Your FAQ Page: Customer Service Meets SEO

Above all else, your business’s website is a customer-service tool. It’s designed to drive sales, but it can only do so by giving your visitors all of the information and resources they need to make informed decisions. Every element on your site should serve this purpose, from the Products and Services pages, to the Contact page, About Us page, and the blog section (if you decide to have one). But there’s another important section of a website that some business owners overlook when it comes to connecting with their fans — the FAQ page.

The FAQ (frequently asked questions) page is another type of content for your site. It not only offers visitors valuable information, but it presents the opportunity to increase your site’s Google search ranking and ultimately drive new business.

Not sure what to include in your FAQ? Here are our tips — in FAQ format, no less — for how you can craft great content that’s useful to shoppers and increases your site’s search engine visibility:

Why do I need a “FAQ” page?

Most small businesses don’t have the resources to develop a customer call center, or provide 24/7 customer care. A FAQ page can help these businesses better serve shoppers by providing the answers to common questions. It also helps visitors learn more about a business’s products and services at their own convenience.

How do I create one?

The simplest way to create a FAQ page on is to log in to your account, choose My Site (or My Sites, if you have more than one) in the top-left corner of the screen, and click the Add button next to Site Pages. Name the page “FAQ,” and then prepare to add the most common questions and answers that you receive about your business, services, and products.

What should I include?

Think about what questions are relevant to your line of business and what questions your visitors are likely to ask about each service or product that you offer. If you own a carpet cleaning company, for example, you might want to include questions that focus on each stage of the cleaning process from the consumer’s perspective, such as:

  • How much does this service cost?
  • How do I prepare my home for a carpet cleaning?
  • What kind of products will be used to clean my carpet?
  • How long will the process take?
  • When is it safe to move my furniture back into the carpeted room?

How do I craft my questions?

If you have employees, they likely know about your shoppers’ needs better than anyone else. Try asking them about the questions that shoppers most often have.

Using consumer survey results is also a good way to design questions. If your site already has a section where visitors can leave their feedback, review it to see if there are any trends or common pain points. Also look at your site analytics to see which pages or posts people visit most often. For example, if you own a small accounting practice and notice that traffic to the Business Taxes page has spiked in recent months, you might want to add a question to your FAQ asking, “What documentation do I need to file my business taxes?” Be sure to include a link that directs users back to that part of the site for additional information.

How should I organize my page?

If you have a long list of questions, organizing them by category will make your FAQ more useful to customers. The best way to do this is by splitting up the page according to the services that your business offers, and add questions related to each service.

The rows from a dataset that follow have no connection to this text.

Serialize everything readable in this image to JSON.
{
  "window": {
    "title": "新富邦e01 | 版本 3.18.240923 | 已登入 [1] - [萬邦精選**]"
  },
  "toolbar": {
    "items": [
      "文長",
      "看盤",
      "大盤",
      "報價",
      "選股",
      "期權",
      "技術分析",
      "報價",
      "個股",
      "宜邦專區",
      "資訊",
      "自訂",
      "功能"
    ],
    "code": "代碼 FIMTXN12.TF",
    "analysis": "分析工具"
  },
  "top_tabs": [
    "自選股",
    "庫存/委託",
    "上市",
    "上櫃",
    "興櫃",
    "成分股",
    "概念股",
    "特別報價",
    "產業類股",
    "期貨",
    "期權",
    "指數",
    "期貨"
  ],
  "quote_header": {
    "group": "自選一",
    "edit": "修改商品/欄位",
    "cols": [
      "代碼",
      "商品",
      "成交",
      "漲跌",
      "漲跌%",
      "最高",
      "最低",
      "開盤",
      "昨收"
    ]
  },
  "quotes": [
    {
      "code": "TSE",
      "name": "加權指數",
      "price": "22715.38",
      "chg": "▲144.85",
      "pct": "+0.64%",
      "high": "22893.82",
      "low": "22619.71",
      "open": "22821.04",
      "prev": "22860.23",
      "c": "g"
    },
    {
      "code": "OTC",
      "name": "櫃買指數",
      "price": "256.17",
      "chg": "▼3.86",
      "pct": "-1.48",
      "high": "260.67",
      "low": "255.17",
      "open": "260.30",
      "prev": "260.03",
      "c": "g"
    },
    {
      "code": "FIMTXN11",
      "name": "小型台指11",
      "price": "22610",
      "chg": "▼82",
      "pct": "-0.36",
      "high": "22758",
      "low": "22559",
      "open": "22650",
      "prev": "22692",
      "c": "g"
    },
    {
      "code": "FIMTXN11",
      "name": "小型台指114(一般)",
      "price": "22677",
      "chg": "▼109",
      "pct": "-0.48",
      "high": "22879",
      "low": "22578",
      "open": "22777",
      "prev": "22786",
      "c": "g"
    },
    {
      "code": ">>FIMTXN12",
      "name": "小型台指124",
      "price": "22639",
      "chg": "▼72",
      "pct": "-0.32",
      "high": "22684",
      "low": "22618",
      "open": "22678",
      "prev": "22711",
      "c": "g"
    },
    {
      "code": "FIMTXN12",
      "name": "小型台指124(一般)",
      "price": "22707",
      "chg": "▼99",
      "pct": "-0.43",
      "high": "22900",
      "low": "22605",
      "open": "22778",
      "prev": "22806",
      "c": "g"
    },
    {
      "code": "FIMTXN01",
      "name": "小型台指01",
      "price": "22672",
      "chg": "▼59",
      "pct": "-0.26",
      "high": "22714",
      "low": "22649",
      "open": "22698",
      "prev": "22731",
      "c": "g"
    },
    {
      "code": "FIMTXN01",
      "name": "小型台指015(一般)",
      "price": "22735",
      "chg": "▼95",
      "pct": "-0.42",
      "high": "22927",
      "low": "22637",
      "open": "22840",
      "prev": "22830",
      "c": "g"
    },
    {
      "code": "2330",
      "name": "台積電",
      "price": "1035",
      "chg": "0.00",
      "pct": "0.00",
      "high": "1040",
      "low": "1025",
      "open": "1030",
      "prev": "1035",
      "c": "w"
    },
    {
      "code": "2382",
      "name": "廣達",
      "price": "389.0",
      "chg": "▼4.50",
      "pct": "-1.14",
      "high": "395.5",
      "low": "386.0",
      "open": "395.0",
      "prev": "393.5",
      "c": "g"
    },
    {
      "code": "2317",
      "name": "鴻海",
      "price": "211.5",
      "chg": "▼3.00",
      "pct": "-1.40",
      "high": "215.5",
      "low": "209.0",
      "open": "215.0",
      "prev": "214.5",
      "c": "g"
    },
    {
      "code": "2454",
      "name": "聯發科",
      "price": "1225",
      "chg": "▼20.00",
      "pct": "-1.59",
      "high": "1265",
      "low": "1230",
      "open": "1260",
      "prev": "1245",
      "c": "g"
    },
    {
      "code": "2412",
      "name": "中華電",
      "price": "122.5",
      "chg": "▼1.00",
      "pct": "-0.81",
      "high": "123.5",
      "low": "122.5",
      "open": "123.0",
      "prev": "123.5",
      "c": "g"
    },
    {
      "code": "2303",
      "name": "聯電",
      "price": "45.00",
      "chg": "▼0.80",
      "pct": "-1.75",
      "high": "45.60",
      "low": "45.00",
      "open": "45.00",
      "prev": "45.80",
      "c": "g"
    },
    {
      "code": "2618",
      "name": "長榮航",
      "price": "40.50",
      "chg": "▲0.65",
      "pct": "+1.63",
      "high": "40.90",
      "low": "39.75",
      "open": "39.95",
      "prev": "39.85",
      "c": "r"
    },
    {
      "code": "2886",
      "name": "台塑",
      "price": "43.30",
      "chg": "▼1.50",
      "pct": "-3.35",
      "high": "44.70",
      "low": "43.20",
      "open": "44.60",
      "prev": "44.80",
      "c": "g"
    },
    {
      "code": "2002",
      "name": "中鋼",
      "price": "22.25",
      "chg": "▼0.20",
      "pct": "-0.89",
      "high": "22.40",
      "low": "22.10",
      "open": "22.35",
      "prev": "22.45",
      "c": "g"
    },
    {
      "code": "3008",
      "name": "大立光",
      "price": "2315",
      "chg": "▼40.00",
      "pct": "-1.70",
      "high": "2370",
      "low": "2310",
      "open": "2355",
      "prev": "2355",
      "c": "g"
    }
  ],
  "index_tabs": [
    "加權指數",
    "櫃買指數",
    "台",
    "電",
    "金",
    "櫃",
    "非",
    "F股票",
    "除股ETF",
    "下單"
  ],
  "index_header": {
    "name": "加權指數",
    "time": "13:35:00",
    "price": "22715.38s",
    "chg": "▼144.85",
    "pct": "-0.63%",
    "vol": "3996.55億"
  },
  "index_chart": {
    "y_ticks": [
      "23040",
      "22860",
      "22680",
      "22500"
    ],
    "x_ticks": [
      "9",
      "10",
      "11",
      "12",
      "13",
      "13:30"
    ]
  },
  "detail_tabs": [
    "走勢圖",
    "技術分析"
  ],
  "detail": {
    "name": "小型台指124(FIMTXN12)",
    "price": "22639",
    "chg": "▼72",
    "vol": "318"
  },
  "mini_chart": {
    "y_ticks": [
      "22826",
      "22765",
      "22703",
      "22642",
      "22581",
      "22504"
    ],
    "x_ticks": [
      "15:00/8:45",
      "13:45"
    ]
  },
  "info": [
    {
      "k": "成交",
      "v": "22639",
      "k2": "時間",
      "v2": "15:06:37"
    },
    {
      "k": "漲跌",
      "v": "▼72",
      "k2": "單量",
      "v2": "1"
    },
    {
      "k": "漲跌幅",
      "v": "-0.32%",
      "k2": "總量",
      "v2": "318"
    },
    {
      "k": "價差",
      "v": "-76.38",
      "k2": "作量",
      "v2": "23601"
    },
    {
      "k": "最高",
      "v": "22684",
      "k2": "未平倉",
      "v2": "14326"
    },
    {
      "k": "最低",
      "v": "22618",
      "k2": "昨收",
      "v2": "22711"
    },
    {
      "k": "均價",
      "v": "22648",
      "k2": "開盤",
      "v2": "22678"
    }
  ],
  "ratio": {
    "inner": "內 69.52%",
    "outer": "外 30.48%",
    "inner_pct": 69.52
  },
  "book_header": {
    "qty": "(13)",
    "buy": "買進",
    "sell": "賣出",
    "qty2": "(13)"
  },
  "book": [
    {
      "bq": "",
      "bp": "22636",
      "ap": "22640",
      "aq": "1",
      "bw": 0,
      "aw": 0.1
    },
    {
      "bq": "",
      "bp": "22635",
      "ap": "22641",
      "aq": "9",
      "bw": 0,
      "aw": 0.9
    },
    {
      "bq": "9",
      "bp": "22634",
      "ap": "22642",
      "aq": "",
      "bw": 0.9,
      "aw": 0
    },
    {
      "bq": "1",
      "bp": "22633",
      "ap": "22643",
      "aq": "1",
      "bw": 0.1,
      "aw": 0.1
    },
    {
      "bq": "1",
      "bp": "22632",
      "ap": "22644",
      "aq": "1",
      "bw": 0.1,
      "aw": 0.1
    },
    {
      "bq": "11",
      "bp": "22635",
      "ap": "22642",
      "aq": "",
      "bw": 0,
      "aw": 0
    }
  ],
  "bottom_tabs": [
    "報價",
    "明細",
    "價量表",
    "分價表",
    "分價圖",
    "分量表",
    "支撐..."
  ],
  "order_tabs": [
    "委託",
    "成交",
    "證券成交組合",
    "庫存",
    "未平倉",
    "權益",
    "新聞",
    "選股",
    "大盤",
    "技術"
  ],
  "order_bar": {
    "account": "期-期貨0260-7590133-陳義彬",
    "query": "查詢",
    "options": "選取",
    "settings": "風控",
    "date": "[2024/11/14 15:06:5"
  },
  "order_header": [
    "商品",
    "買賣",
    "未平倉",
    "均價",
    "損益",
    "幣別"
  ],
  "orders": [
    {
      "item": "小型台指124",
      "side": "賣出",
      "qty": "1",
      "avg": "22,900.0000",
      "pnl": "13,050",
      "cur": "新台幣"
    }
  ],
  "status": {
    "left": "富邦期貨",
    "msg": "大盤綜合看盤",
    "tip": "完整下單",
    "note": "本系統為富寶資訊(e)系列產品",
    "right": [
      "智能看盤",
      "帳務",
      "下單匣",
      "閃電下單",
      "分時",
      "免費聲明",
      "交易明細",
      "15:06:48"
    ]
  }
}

For a landscaping company, this could mean dividing the questions among residential landscaping, commercial landscaping, tree and shrub maintenance, and irrigation systems categories, including a link to each of these service pages or the main service page.

And don’t forget to add headings. Headings make the content on each page of your site easier to navigate. Think of headings as ways to outline the information in your FAQ section. If you organize this page by category, each category can serve as a heading (as can each FAQ question itself). Online headings are generally organized in descending order of size and importance, from H1 (largest) to H6 (smallest). These are available to select in your page editor toolbar — just make sure any smaller headings are nested within the larger ones.

How do I drive traffic to my page?

Every part of your website should integrate SEO (search engine optimization), which will increase your website’s chances of appearing on the first page of a Google search.

Your FAQ shouldn’t be an afterthought when it comes to SEO, either. As you begin creating questions, think about what keywords (relevant, search-friendly words that web content is built around) to include. Do a quick Google search related to your industry (for example, “carpet cleaning,” “tax preparation,” or “landscaping”) and see which sites rank highest, what keywords they include, and how their FAQ pages are structured.

You’ll also want to ensure that each page is SEO-ready on the back-end. Use the keywords you choose in every page title, URL, and meta description (a short block of text that describes the content on an individual page). refers to the meta description as the “excerpt,” and it can be found under Post Settings > More Options. Search engines like Google crawl websites looking for keywords that relate to queries someone might type in search — like “tax preparers in Dallas” — so make sure every part of your website is keyword-rich.

Although a FAQ page is a must-have for every business website, it shouldn’t be static. You should update this page every few months based on in-person and online customer feedback, site analytics, and responses to any new products or service offerings. The most effective FAQs strike a balance between SEO, usefulness to customers, and easy navigation, so keep these things in mind as you build out this page on your site.

Thousands of small businesses and online stores call home.

Whether you’re looking to promote your business or share your story, we have a plan that’s right for you.

Create your own website


Satta Sarmah Hightower

Satta Sarmah is a writer, editor and content marketing manager who launched her first personal website a decade ago — on WordPress, of course.

More by Satta Sarmah Hightower